Officials say error rates have been lower than one in 200, and pages loaded quickly, in less than a half-second.

Yesterday was supposed to be the last day for people to sign up for health care coverage in order to be covered on the first of the year. But the deadline was extended until today.

For a multitude of reasons -- including technical difficulties with the site or trouble understanding the instructions -- thousands of people have been seeking telephone help, and wound up waiting on hold today at the government's call center.

A Utah man said he and his wife, both students, had been trying for weeks to complete their application on the federal site, but were thwarted by computer error messages each time. Today, they reached a call center counselor who succeeded in enrolling them. The "silver" plan they chose will cost them $241 a month, after a tax credit.

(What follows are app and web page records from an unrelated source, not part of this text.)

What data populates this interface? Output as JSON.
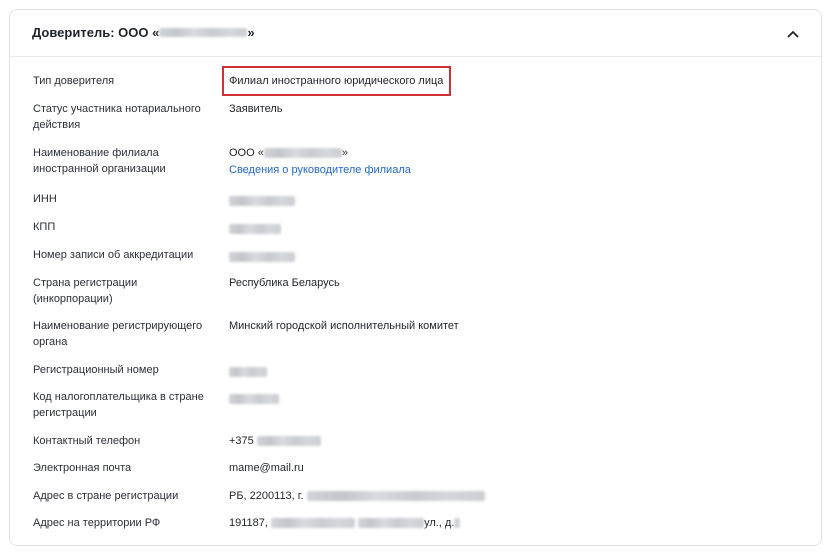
{
  "header": {
    "title_prefix": "Доверитель: ООО «",
    "title_suffix": "»",
    "collapse_icon": "chevron-up-icon"
  },
  "rows": [
    {
      "label": "Тип доверителя",
      "value": "Филиал иностранного юридического лица"
    },
    {
      "label": "Статус участника нотариального действия",
      "value": "Заявитель"
    },
    {
      "label": "Наименование филиала иностранной организации",
      "value_prefix": "ООО «",
      "value_suffix": "»",
      "link": "Сведения о руководителе филиала"
    },
    {
      "label": "ИНН"
    },
    {
      "label": "КПП"
    },
    {
      "label": "Номер записи об аккредитации"
    },
    {
      "label": "Страна регистрации (инкорпорации)",
      "value": "Республика Беларусь"
    },
    {
      "label": "Наименование регистрирующего органа",
      "value": "Минский городской исполнительный комитет"
    },
    {
      "label": "Регистрационный номер"
    },
    {
      "label": "Код налогоплательщика в стране регистрации"
    },
    {
      "label": "Контактный телефон",
      "value": "+375"
    },
    {
      "label": "Электронная почта",
      "value": "mame@mail.ru"
    },
    {
      "label": "Адрес в стране регистрации",
      "value": "РБ, 2200113, г."
    },
    {
      "label": "Адрес на территории РФ",
      "value_prefix": "191187,",
      "value_middle": "ул., д."
    }
  ],
  "colors": {
    "highlight_border": "#d22f35",
    "link": "#2467c9"
  }
}
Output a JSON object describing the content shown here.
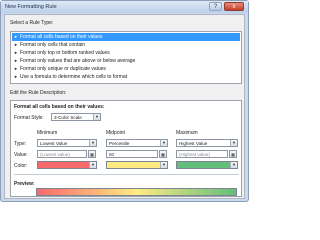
{
  "window": {
    "title": "New Formatting Rule",
    "help_glyph": "?",
    "close_glyph": "x"
  },
  "rule_type": {
    "label": "Select a Rule Type:",
    "items": [
      "Format all cells based on their values",
      "Format only cells that contain",
      "Format only top or bottom ranked values",
      "Format only values that are above or below average",
      "Format only unique or duplicate values",
      "Use a formula to determine which cells to format"
    ],
    "selected_index": 0
  },
  "description": {
    "label": "Edit the Rule Description:",
    "heading": "Format all cells based on their values:",
    "format_style_label": "Format Style:",
    "format_style_value": "3-Color Scale",
    "column_headers": [
      "Minimum",
      "Midpoint",
      "Maximum"
    ],
    "row_labels": [
      "Type:",
      "Value:",
      "Color:"
    ],
    "types": [
      "Lowest Value",
      "Percentile",
      "Highest Value"
    ],
    "values": [
      "(Lowest value)",
      "50",
      "(Highest value)"
    ],
    "colors": [
      "#f8696b",
      "#ffeb84",
      "#63be7b"
    ],
    "preview_label": "Preview:"
  }
}
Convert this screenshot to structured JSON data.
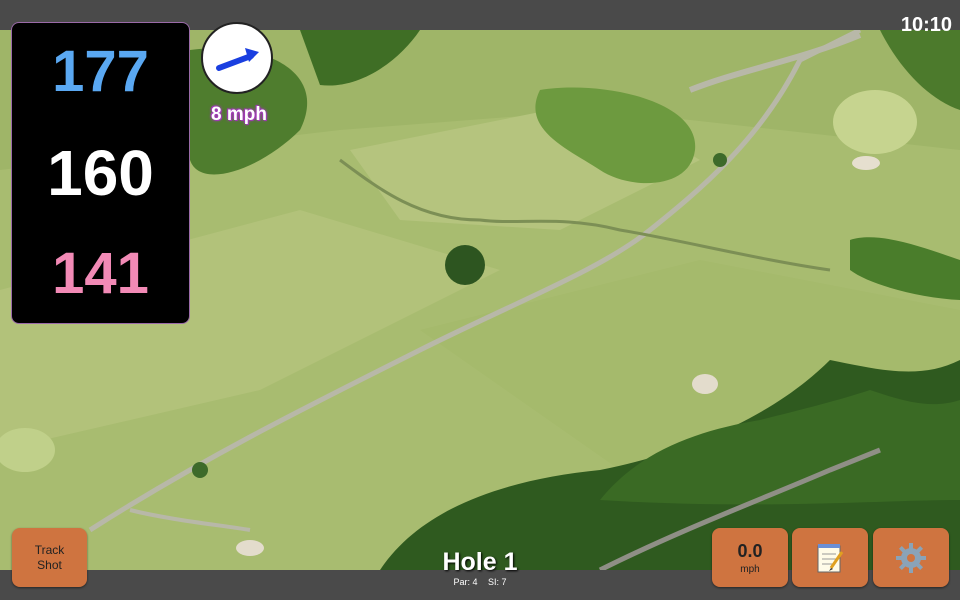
{
  "status": {
    "time": "10:10"
  },
  "distances": {
    "back": "177",
    "center": "160",
    "front": "141"
  },
  "wind": {
    "speed_label": "8 mph",
    "direction_icon": "wind-arrow-icon"
  },
  "hole": {
    "title": "Hole 1",
    "par": "Par: 4",
    "si": "SI: 7"
  },
  "buttons": {
    "track_shot_line1": "Track",
    "track_shot_line2": "Shot",
    "speed_value": "0.0",
    "speed_unit": "mph",
    "notes_icon": "notepad-icon",
    "settings_icon": "gear-icon"
  },
  "colors": {
    "back": "#5aa8f2",
    "center": "#ffffff",
    "front": "#f28ab6",
    "button": "#cf7440",
    "wind_text_outline": "#a23ab8"
  }
}
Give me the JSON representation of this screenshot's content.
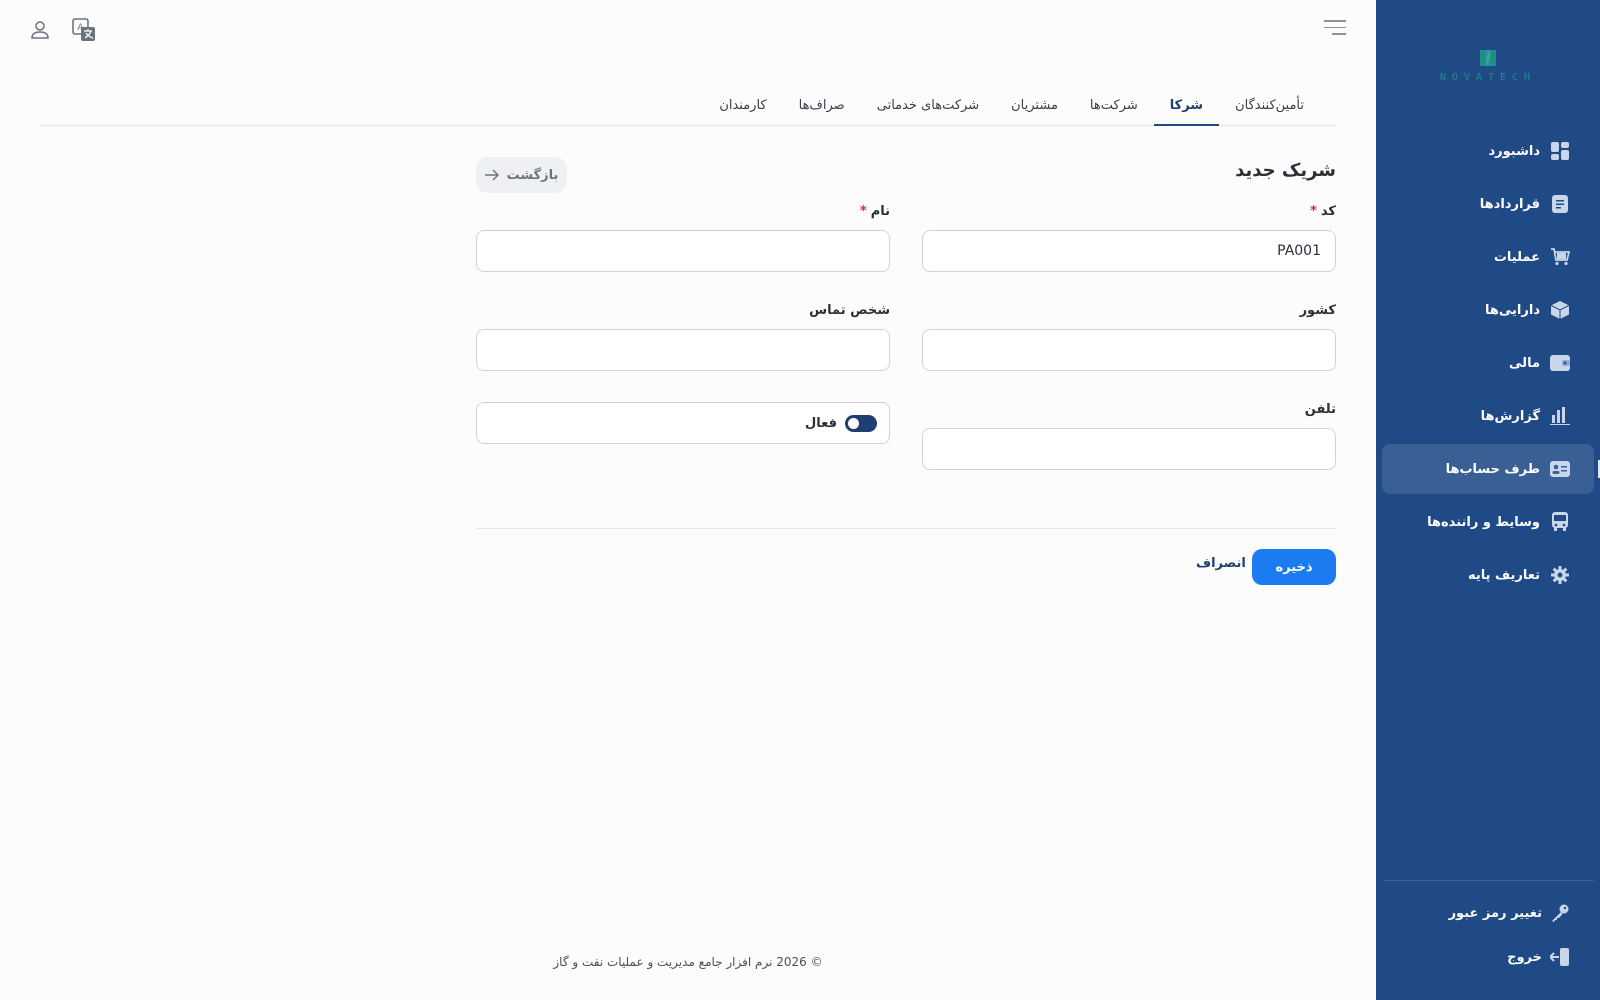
{
  "brand": {
    "logo_text": "NOVATECH"
  },
  "sidebar": {
    "items": [
      {
        "label": "داشبورد",
        "icon": "dashboard-icon",
        "active": false
      },
      {
        "label": "قراردادها",
        "icon": "document-icon",
        "active": false
      },
      {
        "label": "عملیات",
        "icon": "cart-icon",
        "active": false
      },
      {
        "label": "دارایی‌ها",
        "icon": "box-icon",
        "active": false
      },
      {
        "label": "مالی",
        "icon": "wallet-icon",
        "active": false
      },
      {
        "label": "گزارش‌ها",
        "icon": "bar-chart-icon",
        "active": false
      },
      {
        "label": "طرف حساب‌ها",
        "icon": "id-card-icon",
        "active": true
      },
      {
        "label": "وسایط و راننده‌ها",
        "icon": "bus-icon",
        "active": false
      },
      {
        "label": "تعاریف پایه",
        "icon": "gear-icon",
        "active": false
      }
    ],
    "change_password": "تغییر رمز عبور",
    "logout": "خروج"
  },
  "header": {
    "menu_icon": "hamburger-icon",
    "translate_icon": "translate-icon",
    "user_icon": "user-icon"
  },
  "tabs": [
    {
      "label": "تأمین‌کنندگان",
      "active": false
    },
    {
      "label": "شرکا",
      "active": true
    },
    {
      "label": "شرکت‌ها",
      "active": false
    },
    {
      "label": "مشتریان",
      "active": false
    },
    {
      "label": "شرکت‌های خدماتی",
      "active": false
    },
    {
      "label": "صراف‌ها",
      "active": false
    },
    {
      "label": "کارمندان",
      "active": false
    }
  ],
  "form": {
    "title": "شریک جدید",
    "back_label": "بازگشت",
    "code": {
      "label": "کد",
      "required_mark": "*",
      "value": "PA001"
    },
    "name": {
      "label": "نام",
      "required_mark": "*",
      "value": ""
    },
    "country": {
      "label": "کشور",
      "value": ""
    },
    "contact_person": {
      "label": "شخص تماس",
      "value": ""
    },
    "phone": {
      "label": "تلفن",
      "value": ""
    },
    "active_toggle": {
      "label": "فعال",
      "checked": true
    },
    "save_label": "ذخیره",
    "cancel_label": "انصراف"
  },
  "footer": {
    "text": "© 2026 نرم افزار جامع مدیریت و عملیات نفت و گاز"
  },
  "colors": {
    "sidebar_bg": "#1f4a86",
    "sidebar_active": "#3a5f94",
    "primary_button": "#1a7cf0",
    "required": "#d62828",
    "toggle_on": "#1f3f72"
  }
}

Officials say more than 110,000 people had called the government's help line by this afternoon, with wait times averaging 27 minutes.

%@AP Links

160-r-04-(Sound of unidentified counselor, speaking with caller to DC Health Link call center)-"last name? OK..."-Sound of unidentified counselor speaking with a caller to a DC Health Link call center. ((Note: Washington D.C. is running its own health insurance marketplace and is not subject to the federal government's enrollment deadline.)) (24 Dec 2013)

<<CUT *160 (12/24/13)££ 00:04 "last name? OK..."

161-r-22-(Sound of unidentified counselor, speaking with caller to D.C. Health Link call center)-"look into it for you?"-Sound of unidentified counselor speaking with a caller to a DC Health Link call center. ((Note: Washington D.C. is running its own health insurance marketplace and is not subject to the federal government's enrollment deadline.)) (24 Dec 2013)

<<CUT *161 (12/24/13)££ 00:22 "look into it for you?"

APPHOTO NY122: FILE - In this Wednesday, Dec. 11, 2013, file photo, Rosemary Cabelo uses a computer at a public library to access the Affordable Health Care Act website, in San Antonio. Health care workers and officials in Texas on Monday, Dec. 23, 2013, rushed to sign people up for insurance plans, even after receiving a one-day extension on a deadline for customers buying coverage under the new federal health care law to have their plans kick in Jan. 1. (AP Photo/Eric Gay, File) (11 Dec 2013)

<<APPHOTO NY122 (12/11/13)££